by Noah Dunker

A new variant of the WannaCry ransomware family, “WanaCrypt0r 2.0,” was discovered in the wild sometime around 8:00 AM GMT, Friday, May 12, 2017. This “worm” variant of WannaCry spreads by using a recently-fixed critical-severity Microsoft vulnerability, MS17-010, which some enterprises may not have patched yet. ThreatSweep will detect the indicators of the MS17-010 attack being used to spread, and send a HotAlert. We are actively monitoring our entire ThreatSweep customer base for any signs of WanaCrypt0r 2.0.

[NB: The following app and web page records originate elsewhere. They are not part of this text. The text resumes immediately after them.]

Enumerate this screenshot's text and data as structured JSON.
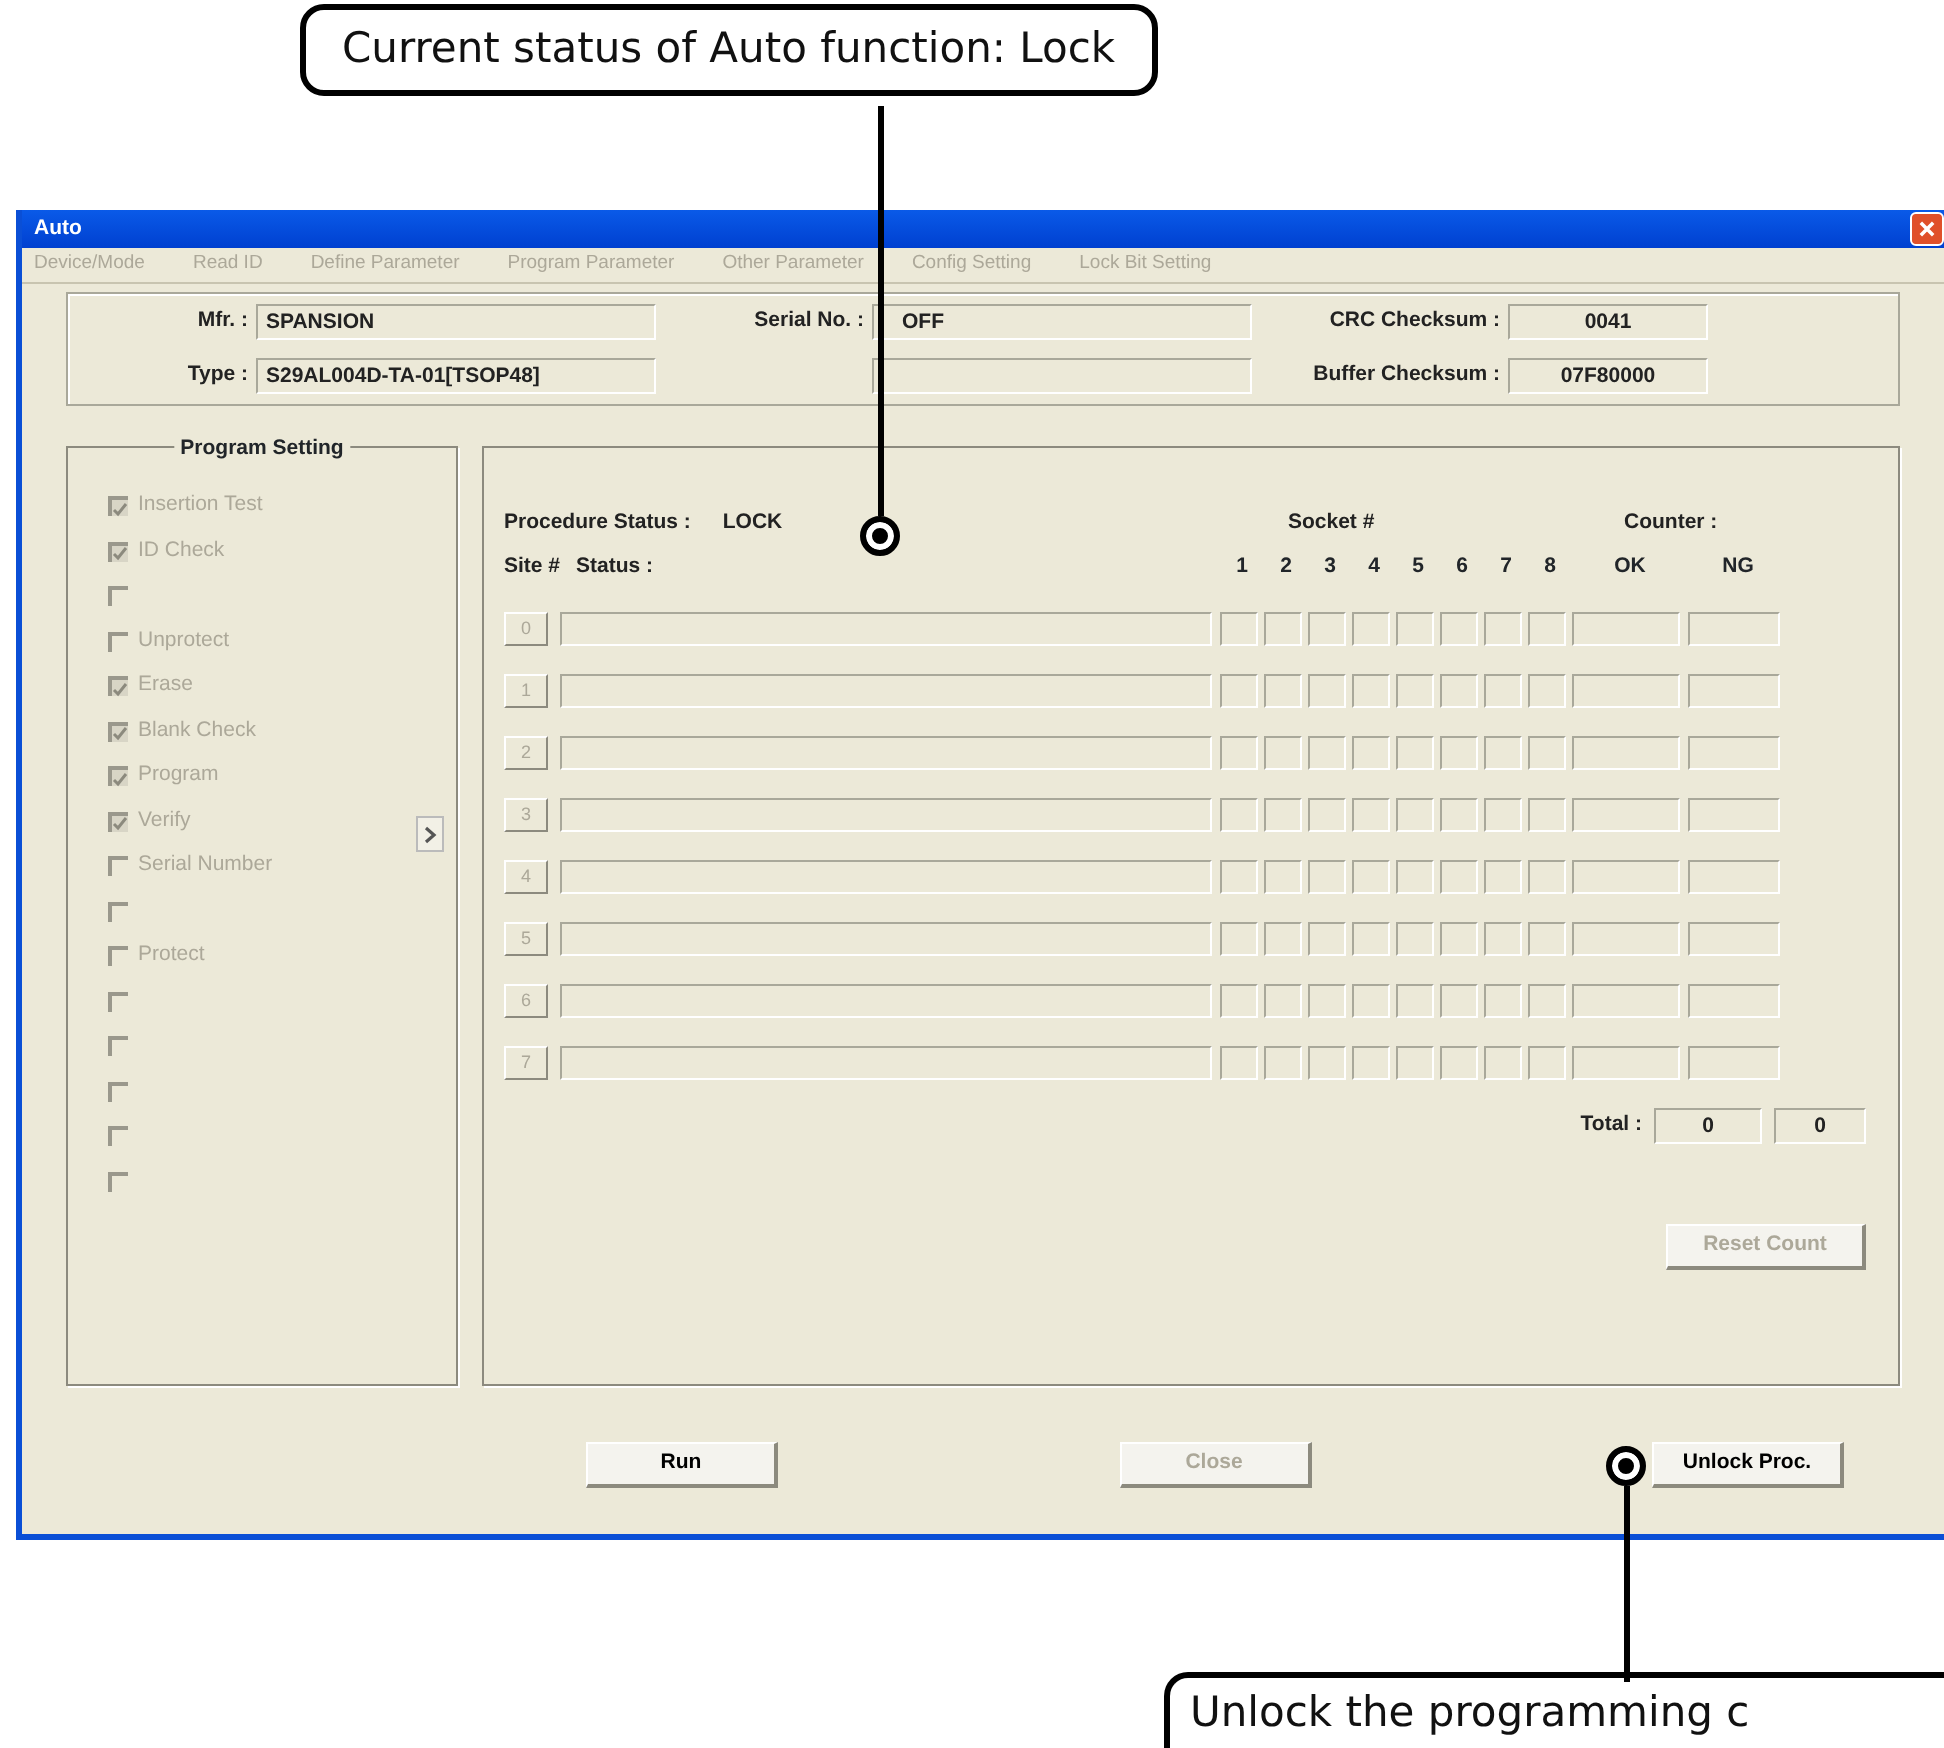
{
  "top_callout": {
    "text": "Current status of Auto function: Lock"
  },
  "window": {
    "title": "Auto"
  },
  "menu": [
    {
      "label": "Device/Mode",
      "disabled": true
    },
    {
      "label": "Read ID",
      "disabled": true
    },
    {
      "label": "Define Parameter",
      "disabled": true
    },
    {
      "label": "Program Parameter",
      "disabled": true
    },
    {
      "label": "Other Parameter",
      "disabled": true
    },
    {
      "label": "Config Setting",
      "disabled": true
    },
    {
      "label": "Lock Bit Setting",
      "disabled": true
    }
  ],
  "info": {
    "mfr_label": "Mfr. :",
    "mfr": "SPANSION",
    "type_label": "Type :",
    "type": "S29AL004D-TA-01[TSOP48]",
    "serial_label": "Serial No. :",
    "serial": "OFF",
    "crc_label": "CRC Checksum :",
    "crc": "0041",
    "buffer_label": "Buffer Checksum :",
    "buffer": "07F80000"
  },
  "program_setting": {
    "title": "Program Setting",
    "items": [
      {
        "label": "Insertion Test",
        "checked": true,
        "disabled": true
      },
      {
        "label": "ID Check",
        "checked": true,
        "disabled": true
      },
      {
        "checked": false,
        "disabled": true
      },
      {
        "label": "Unprotect",
        "checked": false,
        "disabled": true
      },
      {
        "label": "Erase",
        "checked": true,
        "disabled": true
      },
      {
        "label": "Blank Check",
        "checked": true,
        "disabled": true
      },
      {
        "label": "Program",
        "checked": true,
        "disabled": true
      },
      {
        "label": "Verify",
        "checked": true,
        "disabled": true
      },
      {
        "label": "Serial Number",
        "checked": false,
        "disabled": true
      },
      {
        "checked": false,
        "disabled": true
      },
      {
        "label": "Protect",
        "checked": false,
        "disabled": true
      },
      {
        "checked": false,
        "disabled": true
      },
      {
        "checked": false,
        "disabled": true
      },
      {
        "checked": false,
        "disabled": true
      },
      {
        "checked": false,
        "disabled": true
      },
      {
        "checked": false,
        "disabled": true
      }
    ]
  },
  "procedure": {
    "status_label": "Procedure Status :",
    "status_value": "LOCK",
    "socket_label": "Socket #",
    "counter_label": "Counter :",
    "site_header": "Site #",
    "status_header": "Status :",
    "socket_numbers": [
      "1",
      "2",
      "3",
      "4",
      "5",
      "6",
      "7",
      "8"
    ],
    "ok_header": "OK",
    "ng_header": "NG",
    "sites": [
      {
        "label": "0",
        "disabled": true
      },
      {
        "label": "1",
        "disabled": true
      },
      {
        "label": "2",
        "disabled": true
      },
      {
        "label": "3",
        "disabled": true
      },
      {
        "label": "4",
        "disabled": true
      },
      {
        "label": "5",
        "disabled": true
      },
      {
        "label": "6",
        "disabled": true
      },
      {
        "label": "7",
        "disabled": true
      }
    ],
    "total_label": "Total :",
    "total_ok": "0",
    "total_ng": "0",
    "reset_button": {
      "label": "Reset Count",
      "disabled": true
    }
  },
  "buttons": [
    {
      "label": "Run",
      "disabled": false
    },
    {
      "label": "Close",
      "disabled": true
    },
    {
      "label": "Unlock Proc.",
      "disabled": false
    }
  ],
  "bottom_callout": {
    "text": "Unlock the programming c"
  }
}
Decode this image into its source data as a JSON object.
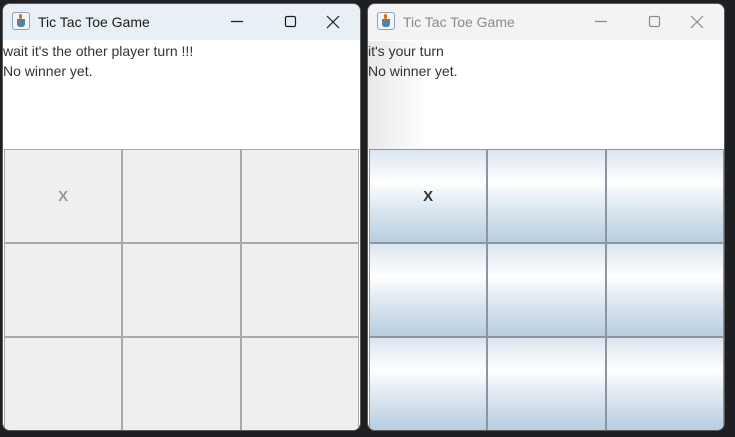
{
  "windows": [
    {
      "title": "Tic Tac Toe Game",
      "status_lines": [
        "wait it's the other player turn !!!",
        "No winner yet."
      ],
      "board": [
        "X",
        "",
        "",
        "",
        "",
        "",
        "",
        "",
        ""
      ]
    },
    {
      "title": "Tic Tac Toe Game",
      "status_lines": [
        "it's your turn",
        "No winner yet."
      ],
      "board": [
        "X",
        "",
        "",
        "",
        "",
        "",
        "",
        "",
        ""
      ]
    }
  ],
  "icons": {
    "app": "java-app-icon",
    "minimize": "minimize-icon",
    "maximize": "maximize-icon",
    "close": "close-icon"
  },
  "colors": {
    "active_titlebar": "#e8f0f5",
    "inactive_titlebar": "#f3f3f3",
    "cell_disabled": "#efefef",
    "cell_enabled_top": "#dbe5ef",
    "cell_enabled_bottom": "#b8cde0"
  }
}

WanaCrypt0r has a very high risk of horizontal spread, infecting many servers and workstations within enterprises who have not applied all current Windows Updates. It is using a similar technique to spread over the Internet, but is also likely relying on spam, and tricking users into running email attachments to get the initial infection inside organizations. This wave of infections has already shut down several companies, including ISPs and hospitals in Europe. It is likely to spread through the US as business continues today.

As with most malware, infected systems should be quarantined from the network immediately, and it may be prudent to segregate uninfected systems as well until the spread vector has been mitigated. The most reliable way to recover from any ransomware attack is by formatting and reinstalling infected systems, then restoring critical files from backups once the infection has been cleared.

Note that over the weekend, Microsoft also released patches for certain unsupported platforms such as Windows XP and Windows Server 2003.

Action items to reduce risk:

• Implement a progressive patching and software update policy. A fully-patched Windows system is not vulnerable to the worm component of this ransomware campaign.

• Reduce exposure of unnecessary network services (RDP, SMB, Etc), especially to the Internet, but internally where possible. Workstations should not usually have SMB file sharing enabled.

• Check that critical files are being backed up, both on-site and off-site. Frequent testing of backup recovery keeps IT staff confident in the validity of these backups and in the steps required to restore operations from it.

• Disconnect potentially infected systems as quickly as possible.